> [Assignment]: Please give back the listing below word for word, without the images.

> [The records]:
════
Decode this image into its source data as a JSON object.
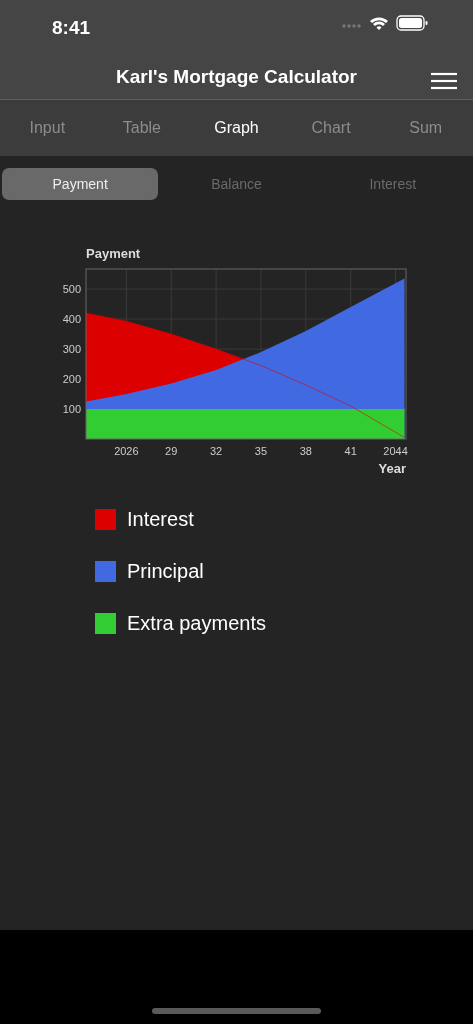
{
  "status_bar": {
    "time": "8:41"
  },
  "header": {
    "title": "Karl's Mortgage Calculator"
  },
  "tabs": [
    {
      "label": "Input",
      "selected": false
    },
    {
      "label": "Table",
      "selected": false
    },
    {
      "label": "Graph",
      "selected": true
    },
    {
      "label": "Chart",
      "selected": false
    },
    {
      "label": "Sum",
      "selected": false
    }
  ],
  "segments": [
    {
      "label": "Payment",
      "selected": true
    },
    {
      "label": "Balance",
      "selected": false
    },
    {
      "label": "Interest",
      "selected": false
    }
  ],
  "chart": {
    "chart_data": {
      "type": "area",
      "title": "Payment",
      "xlabel": "Year",
      "x": [
        2023.3,
        2026,
        2029,
        2032,
        2035,
        2038,
        2041,
        2044.6
      ],
      "series": [
        {
          "name": "Interest",
          "color": "#dd0000",
          "values": [
            420,
            393,
            350,
            300,
            245,
            180,
            110,
            5
          ]
        },
        {
          "name": "Principal",
          "color": "#4169e1",
          "values": [
            125,
            150,
            185,
            230,
            290,
            360,
            440,
            535
          ]
        },
        {
          "name": "Extra payments",
          "color": "#32cd32",
          "values": [
            100,
            100,
            100,
            100,
            100,
            100,
            100,
            100
          ]
        }
      ],
      "xlim": [
        2023.3,
        2044.7
      ],
      "ylim": [
        0,
        567
      ],
      "xticks": [
        {
          "value": 2026,
          "label": "2026"
        },
        {
          "value": 2029,
          "label": "29"
        },
        {
          "value": 2032,
          "label": "32"
        },
        {
          "value": 2035,
          "label": "35"
        },
        {
          "value": 2038,
          "label": "38"
        },
        {
          "value": 2041,
          "label": "41"
        },
        {
          "value": 2044,
          "label": "2044"
        }
      ],
      "yticks": [
        100,
        200,
        300,
        400,
        500
      ],
      "grid": true
    }
  }
}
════
> [Written response]:
Decode this image into its source data as a JSON object.
{
  "status_bar": {
    "time": "8:41"
  },
  "header": {
    "title": "Karl's Mortgage Calculator"
  },
  "tabs": [
    {
      "label": "Input",
      "selected": false
    },
    {
      "label": "Table",
      "selected": false
    },
    {
      "label": "Graph",
      "selected": true
    },
    {
      "label": "Chart",
      "selected": false
    },
    {
      "label": "Sum",
      "selected": false
    }
  ],
  "segments": [
    {
      "label": "Payment",
      "selected": true
    },
    {
      "label": "Balance",
      "selected": false
    },
    {
      "label": "Interest",
      "selected": false
    }
  ],
  "chart": {
    "chart_data": {
      "type": "area",
      "title": "Payment",
      "xlabel": "Year",
      "x": [
        2023.3,
        2026,
        2029,
        2032,
        2035,
        2038,
        2041,
        2044.6
      ],
      "series": [
        {
          "name": "Interest",
          "color": "#dd0000",
          "values": [
            420,
            393,
            350,
            300,
            245,
            180,
            110,
            5
          ]
        },
        {
          "name": "Principal",
          "color": "#4169e1",
          "values": [
            125,
            150,
            185,
            230,
            290,
            360,
            440,
            535
          ]
        },
        {
          "name": "Extra payments",
          "color": "#32cd32",
          "values": [
            100,
            100,
            100,
            100,
            100,
            100,
            100,
            100
          ]
        }
      ],
      "xlim": [
        2023.3,
        2044.7
      ],
      "ylim": [
        0,
        567
      ],
      "xticks": [
        {
          "value": 2026,
          "label": "2026"
        },
        {
          "value": 2029,
          "label": "29"
        },
        {
          "value": 2032,
          "label": "32"
        },
        {
          "value": 2035,
          "label": "35"
        },
        {
          "value": 2038,
          "label": "38"
        },
        {
          "value": 2041,
          "label": "41"
        },
        {
          "value": 2044,
          "label": "2044"
        }
      ],
      "yticks": [
        100,
        200,
        300,
        400,
        500
      ],
      "grid": true
    }
  }
}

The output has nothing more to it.